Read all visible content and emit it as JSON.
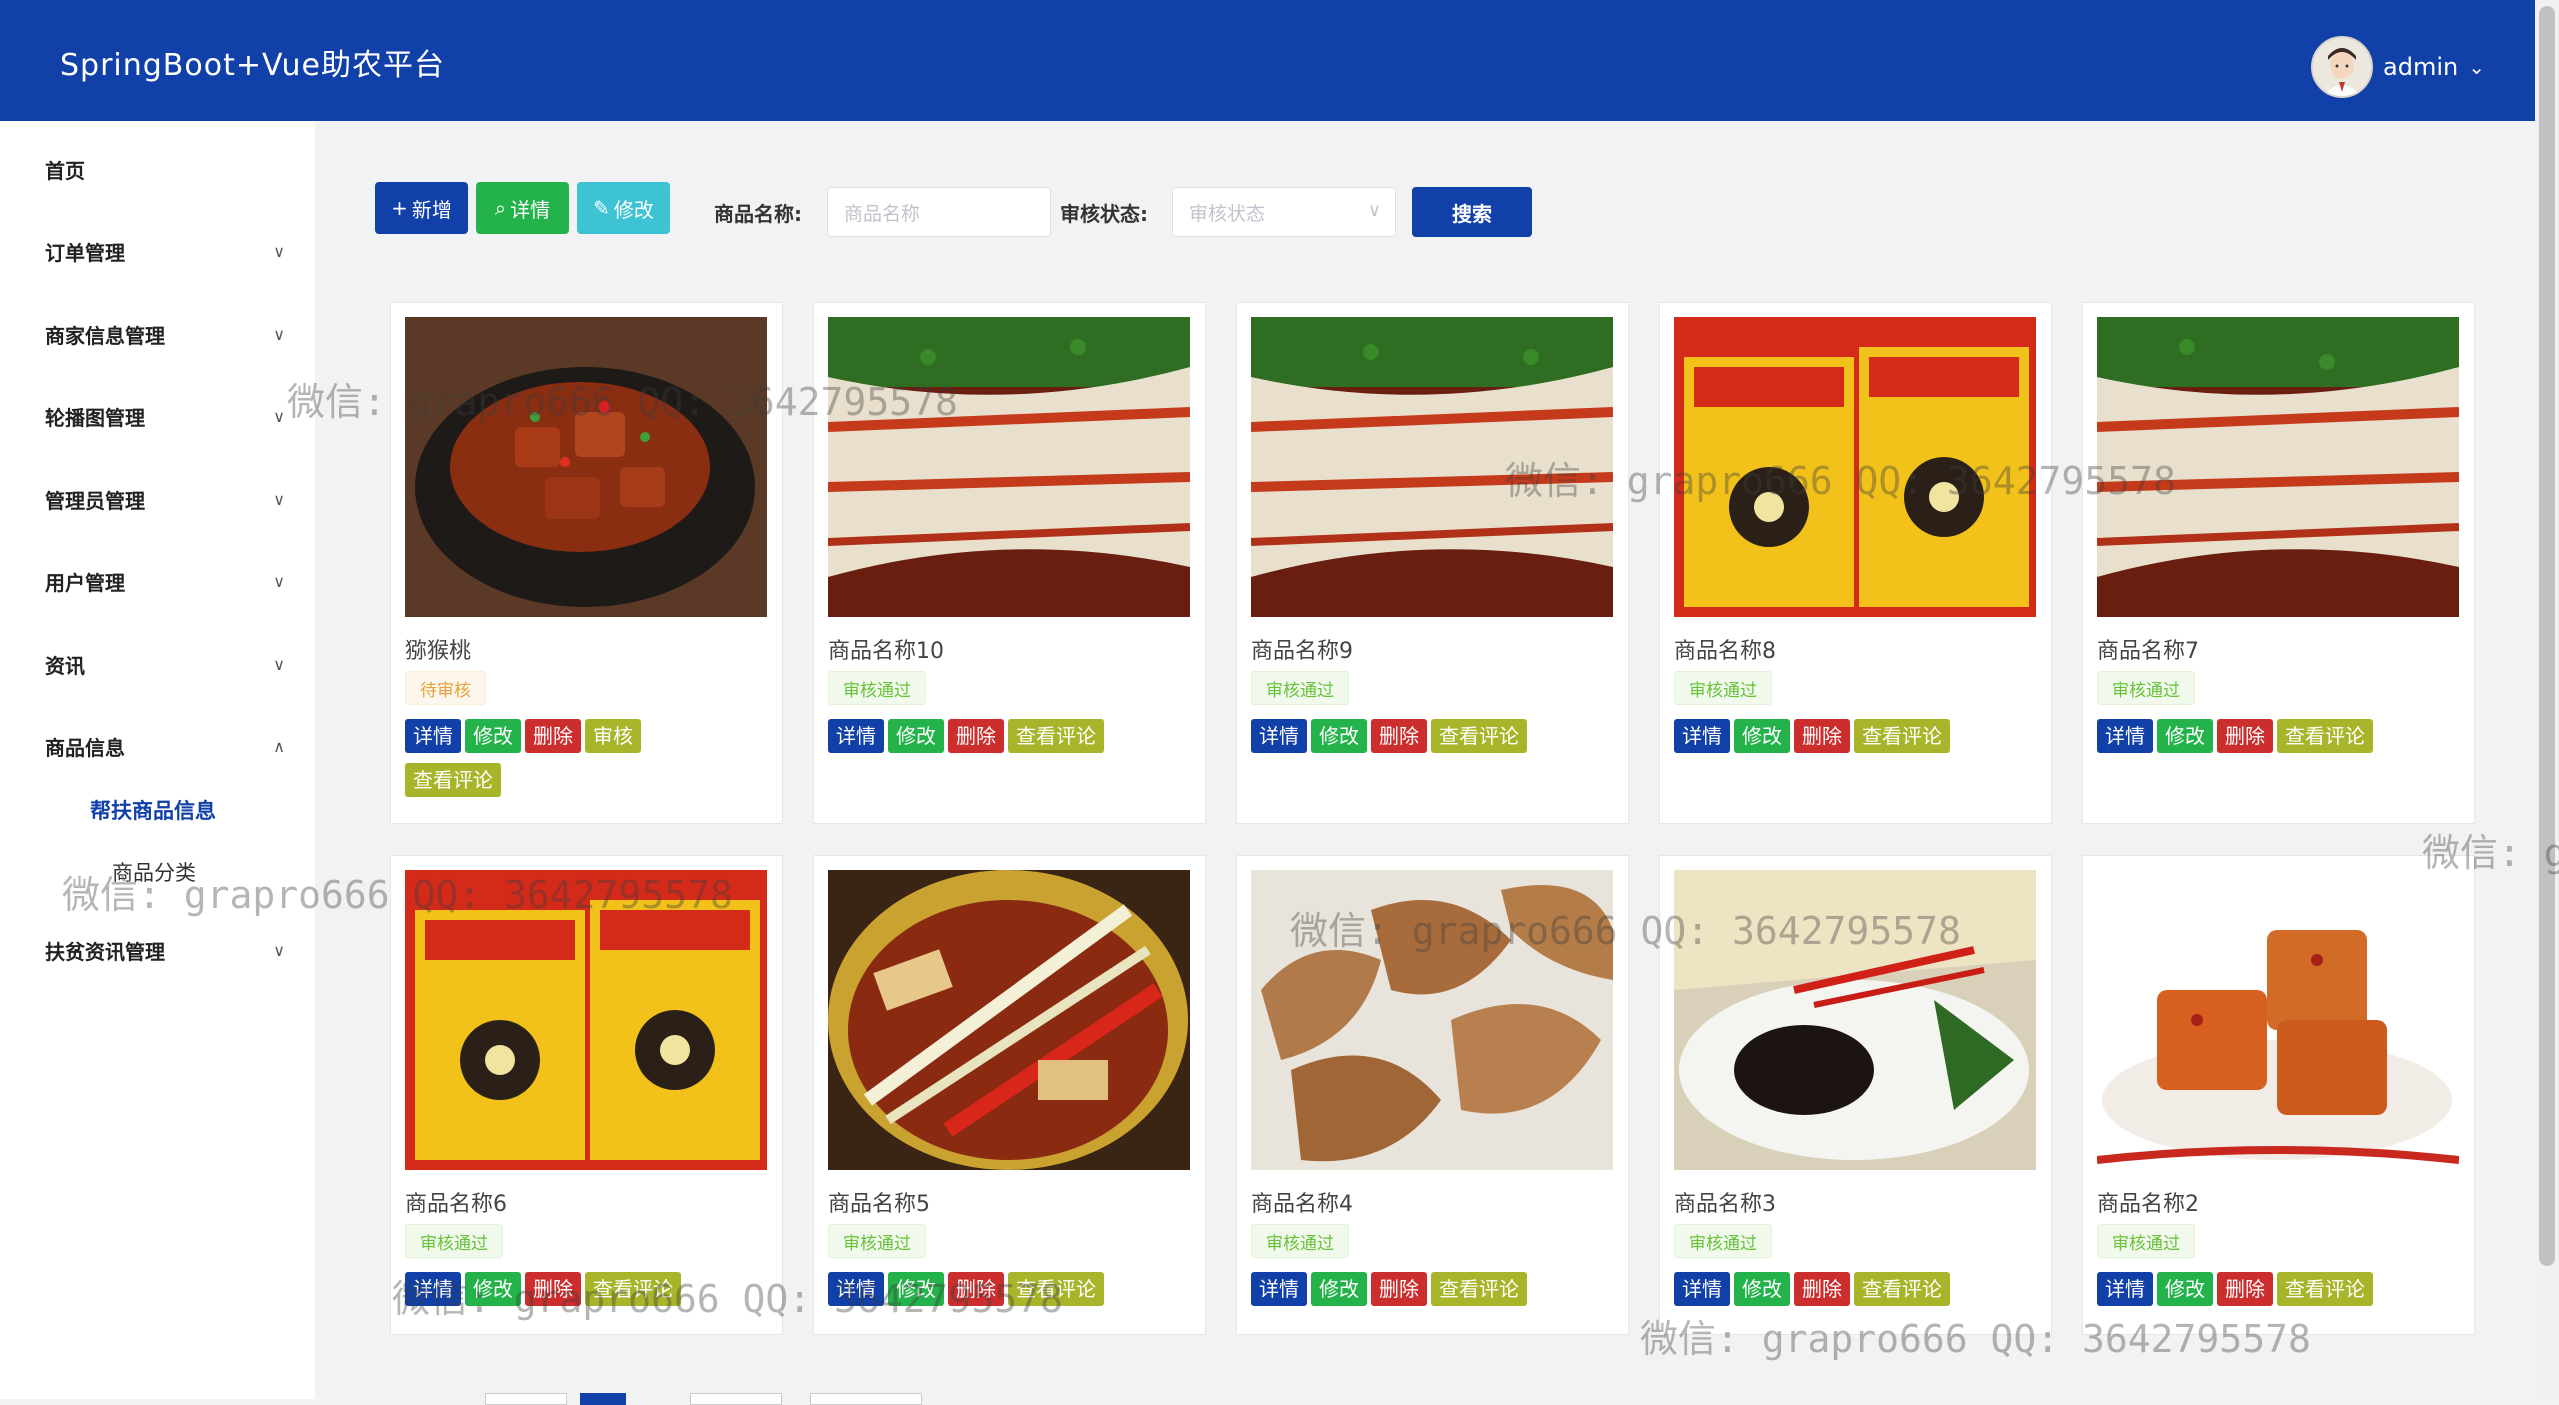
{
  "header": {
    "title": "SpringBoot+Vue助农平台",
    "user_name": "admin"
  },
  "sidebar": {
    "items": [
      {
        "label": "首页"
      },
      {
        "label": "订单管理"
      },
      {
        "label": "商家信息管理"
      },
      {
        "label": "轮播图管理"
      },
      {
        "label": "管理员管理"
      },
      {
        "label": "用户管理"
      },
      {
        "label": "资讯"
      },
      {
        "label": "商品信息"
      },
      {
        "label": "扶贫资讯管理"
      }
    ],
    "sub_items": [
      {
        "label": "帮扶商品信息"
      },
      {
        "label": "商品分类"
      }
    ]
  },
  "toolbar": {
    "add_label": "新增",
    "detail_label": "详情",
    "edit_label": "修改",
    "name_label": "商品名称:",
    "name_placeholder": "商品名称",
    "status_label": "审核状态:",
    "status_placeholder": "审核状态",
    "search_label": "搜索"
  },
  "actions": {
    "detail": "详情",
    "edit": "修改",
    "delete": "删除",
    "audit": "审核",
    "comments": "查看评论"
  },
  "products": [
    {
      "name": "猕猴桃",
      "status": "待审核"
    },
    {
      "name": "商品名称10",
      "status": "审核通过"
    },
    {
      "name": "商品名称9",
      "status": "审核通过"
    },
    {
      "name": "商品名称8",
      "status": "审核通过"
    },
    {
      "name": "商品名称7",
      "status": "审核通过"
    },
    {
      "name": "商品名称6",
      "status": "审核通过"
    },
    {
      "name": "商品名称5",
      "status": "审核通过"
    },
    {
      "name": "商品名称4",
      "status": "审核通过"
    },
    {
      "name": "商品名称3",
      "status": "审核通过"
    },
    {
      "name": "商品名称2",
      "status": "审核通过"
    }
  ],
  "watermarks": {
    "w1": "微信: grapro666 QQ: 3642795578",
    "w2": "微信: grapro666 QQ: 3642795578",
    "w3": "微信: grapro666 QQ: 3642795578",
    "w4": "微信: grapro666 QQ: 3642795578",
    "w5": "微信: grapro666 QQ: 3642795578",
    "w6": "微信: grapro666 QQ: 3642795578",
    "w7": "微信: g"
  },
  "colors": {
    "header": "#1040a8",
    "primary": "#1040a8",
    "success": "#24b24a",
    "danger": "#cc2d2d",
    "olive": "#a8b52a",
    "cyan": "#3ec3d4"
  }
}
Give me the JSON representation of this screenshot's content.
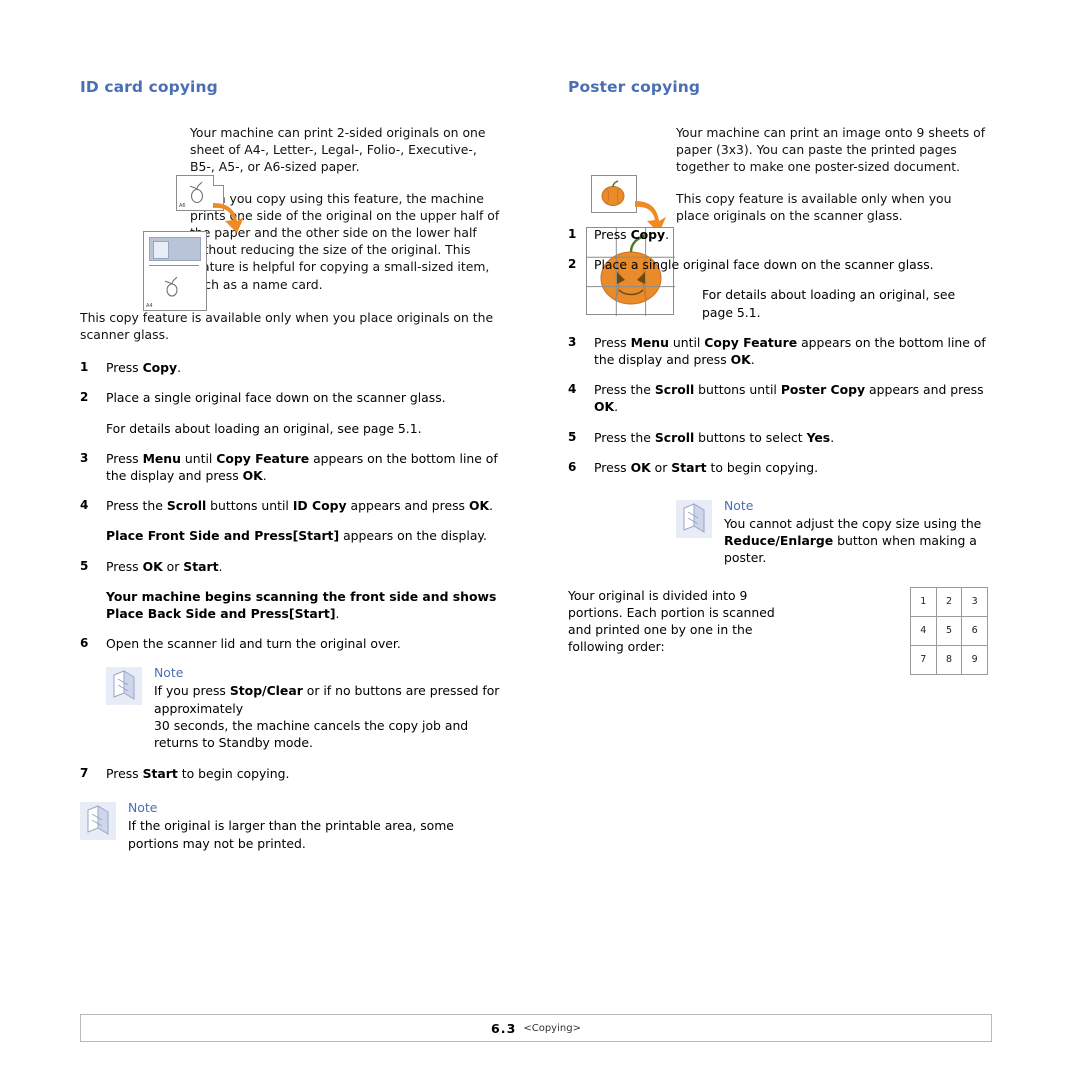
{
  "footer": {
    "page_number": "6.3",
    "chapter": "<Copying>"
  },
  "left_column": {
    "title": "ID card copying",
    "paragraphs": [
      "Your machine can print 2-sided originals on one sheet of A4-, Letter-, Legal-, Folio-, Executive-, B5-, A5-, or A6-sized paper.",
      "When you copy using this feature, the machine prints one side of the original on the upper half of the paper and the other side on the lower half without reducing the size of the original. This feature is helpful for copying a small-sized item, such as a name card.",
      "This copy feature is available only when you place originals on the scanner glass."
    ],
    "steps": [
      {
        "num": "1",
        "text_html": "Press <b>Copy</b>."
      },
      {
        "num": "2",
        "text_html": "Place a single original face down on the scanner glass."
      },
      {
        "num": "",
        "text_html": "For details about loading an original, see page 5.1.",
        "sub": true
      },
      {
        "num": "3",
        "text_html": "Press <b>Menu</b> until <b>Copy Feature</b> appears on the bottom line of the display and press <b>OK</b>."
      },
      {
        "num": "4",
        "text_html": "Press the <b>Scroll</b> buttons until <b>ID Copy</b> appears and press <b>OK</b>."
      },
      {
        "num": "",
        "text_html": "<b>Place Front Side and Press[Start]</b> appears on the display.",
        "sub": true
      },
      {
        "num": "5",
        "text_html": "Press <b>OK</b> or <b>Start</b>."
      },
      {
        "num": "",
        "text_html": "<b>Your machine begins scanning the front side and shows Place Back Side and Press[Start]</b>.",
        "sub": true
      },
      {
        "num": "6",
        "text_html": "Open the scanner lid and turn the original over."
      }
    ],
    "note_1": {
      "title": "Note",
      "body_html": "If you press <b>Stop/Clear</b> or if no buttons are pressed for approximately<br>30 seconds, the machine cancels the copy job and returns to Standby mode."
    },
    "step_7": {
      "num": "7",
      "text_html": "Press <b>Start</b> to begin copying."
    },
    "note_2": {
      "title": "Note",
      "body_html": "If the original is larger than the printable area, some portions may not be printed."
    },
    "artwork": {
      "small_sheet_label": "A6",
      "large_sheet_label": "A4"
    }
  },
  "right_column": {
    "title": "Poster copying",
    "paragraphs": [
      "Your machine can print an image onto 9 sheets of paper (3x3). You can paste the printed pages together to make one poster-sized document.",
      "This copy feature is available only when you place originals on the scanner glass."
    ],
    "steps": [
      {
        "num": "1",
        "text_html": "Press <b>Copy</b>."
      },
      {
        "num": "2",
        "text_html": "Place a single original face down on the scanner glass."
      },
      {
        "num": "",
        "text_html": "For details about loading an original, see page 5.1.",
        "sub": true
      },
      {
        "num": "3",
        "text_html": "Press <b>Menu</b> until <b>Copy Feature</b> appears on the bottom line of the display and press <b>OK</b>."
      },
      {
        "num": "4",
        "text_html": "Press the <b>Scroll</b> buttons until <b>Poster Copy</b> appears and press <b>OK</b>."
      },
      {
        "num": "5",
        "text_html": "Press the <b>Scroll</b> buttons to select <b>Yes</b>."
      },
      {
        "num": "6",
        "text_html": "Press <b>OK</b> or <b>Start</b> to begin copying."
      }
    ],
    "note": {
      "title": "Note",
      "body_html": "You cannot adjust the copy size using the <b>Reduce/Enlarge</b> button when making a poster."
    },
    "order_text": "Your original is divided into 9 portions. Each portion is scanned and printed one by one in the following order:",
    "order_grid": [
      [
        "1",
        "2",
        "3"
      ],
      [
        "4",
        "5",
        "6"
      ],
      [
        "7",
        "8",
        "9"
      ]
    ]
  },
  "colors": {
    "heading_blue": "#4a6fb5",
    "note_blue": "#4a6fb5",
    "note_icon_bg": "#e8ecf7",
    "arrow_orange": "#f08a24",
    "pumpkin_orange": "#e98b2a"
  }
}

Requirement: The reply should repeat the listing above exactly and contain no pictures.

Answer area:
Read all visible content and emit it as JSON.
{
  "header": {
    "title": "SpringBoot+Vue助农平台",
    "user_name": "admin"
  },
  "sidebar": {
    "items": [
      {
        "label": "首页"
      },
      {
        "label": "订单管理"
      },
      {
        "label": "商家信息管理"
      },
      {
        "label": "轮播图管理"
      },
      {
        "label": "管理员管理"
      },
      {
        "label": "用户管理"
      },
      {
        "label": "资讯"
      },
      {
        "label": "商品信息"
      },
      {
        "label": "扶贫资讯管理"
      }
    ],
    "sub_items": [
      {
        "label": "帮扶商品信息"
      },
      {
        "label": "商品分类"
      }
    ]
  },
  "toolbar": {
    "add_label": "新增",
    "detail_label": "详情",
    "edit_label": "修改",
    "name_label": "商品名称:",
    "name_placeholder": "商品名称",
    "status_label": "审核状态:",
    "status_placeholder": "审核状态",
    "search_label": "搜索"
  },
  "actions": {
    "detail": "详情",
    "edit": "修改",
    "delete": "删除",
    "audit": "审核",
    "comments": "查看评论"
  },
  "products": [
    {
      "name": "猕猴桃",
      "status": "待审核"
    },
    {
      "name": "商品名称10",
      "status": "审核通过"
    },
    {
      "name": "商品名称9",
      "status": "审核通过"
    },
    {
      "name": "商品名称8",
      "status": "审核通过"
    },
    {
      "name": "商品名称7",
      "status": "审核通过"
    },
    {
      "name": "商品名称6",
      "status": "审核通过"
    },
    {
      "name": "商品名称5",
      "status": "审核通过"
    },
    {
      "name": "商品名称4",
      "status": "审核通过"
    },
    {
      "name": "商品名称3",
      "status": "审核通过"
    },
    {
      "name": "商品名称2",
      "status": "审核通过"
    }
  ],
  "watermarks": {
    "w1": "微信: grapro666 QQ: 3642795578",
    "w2": "微信: grapro666 QQ: 3642795578",
    "w3": "微信: grapro666 QQ: 3642795578",
    "w4": "微信: grapro666 QQ: 3642795578",
    "w5": "微信: grapro666 QQ: 3642795578",
    "w6": "微信: grapro666 QQ: 3642795578",
    "w7": "微信: g"
  },
  "colors": {
    "header": "#1040a8",
    "primary": "#1040a8",
    "success": "#24b24a",
    "danger": "#cc2d2d",
    "olive": "#a8b52a",
    "cyan": "#3ec3d4"
  }
}
Give me the JSON representation of this screenshot's content.
{
  "footer": {
    "page_number": "6.3",
    "chapter": "<Copying>"
  },
  "left_column": {
    "title": "ID card copying",
    "paragraphs": [
      "Your machine can print 2-sided originals on one sheet of A4-, Letter-, Legal-, Folio-, Executive-, B5-, A5-, or A6-sized paper.",
      "When you copy using this feature, the machine prints one side of the original on the upper half of the paper and the other side on the lower half without reducing the size of the original. This feature is helpful for copying a small-sized item, such as a name card.",
      "This copy feature is available only when you place originals on the scanner glass."
    ],
    "steps": [
      {
        "num": "1",
        "text_html": "Press <b>Copy</b>."
      },
      {
        "num": "2",
        "text_html": "Place a single original face down on the scanner glass."
      },
      {
        "num": "",
        "text_html": "For details about loading an original, see page 5.1.",
        "sub": true
      },
      {
        "num": "3",
        "text_html": "Press <b>Menu</b> until <b>Copy Feature</b> appears on the bottom line of the display and press <b>OK</b>."
      },
      {
        "num": "4",
        "text_html": "Press the <b>Scroll</b> buttons until <b>ID Copy</b> appears and press <b>OK</b>."
      },
      {
        "num": "",
        "text_html": "<b>Place Front Side and Press[Start]</b> appears on the display.",
        "sub": true
      },
      {
        "num": "5",
        "text_html": "Press <b>OK</b> or <b>Start</b>."
      },
      {
        "num": "",
        "text_html": "<b>Your machine begins scanning the front side and shows Place Back Side and Press[Start]</b>.",
        "sub": true
      },
      {
        "num": "6",
        "text_html": "Open the scanner lid and turn the original over."
      }
    ],
    "note_1": {
      "title": "Note",
      "body_html": "If you press <b>Stop/Clear</b> or if no buttons are pressed for approximately<br>30 seconds, the machine cancels the copy job and returns to Standby mode."
    },
    "step_7": {
      "num": "7",
      "text_html": "Press <b>Start</b> to begin copying."
    },
    "note_2": {
      "title": "Note",
      "body_html": "If the original is larger than the printable area, some portions may not be printed."
    },
    "artwork": {
      "small_sheet_label": "A6",
      "large_sheet_label": "A4"
    }
  },
  "right_column": {
    "title": "Poster copying",
    "paragraphs": [
      "Your machine can print an image onto 9 sheets of paper (3x3). You can paste the printed pages together to make one poster-sized document.",
      "This copy feature is available only when you place originals on the scanner glass."
    ],
    "steps": [
      {
        "num": "1",
        "text_html": "Press <b>Copy</b>."
      },
      {
        "num": "2",
        "text_html": "Place a single original face down on the scanner glass."
      },
      {
        "num": "",
        "text_html": "For details about loading an original, see page 5.1.",
        "sub": true
      },
      {
        "num": "3",
        "text_html": "Press <b>Menu</b> until <b>Copy Feature</b> appears on the bottom line of the display and press <b>OK</b>."
      },
      {
        "num": "4",
        "text_html": "Press the <b>Scroll</b> buttons until <b>Poster Copy</b> appears and press <b>OK</b>."
      },
      {
        "num": "5",
        "text_html": "Press the <b>Scroll</b> buttons to select <b>Yes</b>."
      },
      {
        "num": "6",
        "text_html": "Press <b>OK</b> or <b>Start</b> to begin copying."
      }
    ],
    "note": {
      "title": "Note",
      "body_html": "You cannot adjust the copy size using the <b>Reduce/Enlarge</b> button when making a poster."
    },
    "order_text": "Your original is divided into 9 portions. Each portion is scanned and printed one by one in the following order:",
    "order_grid": [
      [
        "1",
        "2",
        "3"
      ],
      [
        "4",
        "5",
        "6"
      ],
      [
        "7",
        "8",
        "9"
      ]
    ]
  },
  "colors": {
    "heading_blue": "#4a6fb5",
    "note_blue": "#4a6fb5",
    "note_icon_bg": "#e8ecf7",
    "arrow_orange": "#f08a24",
    "pumpkin_orange": "#e98b2a"
  }
}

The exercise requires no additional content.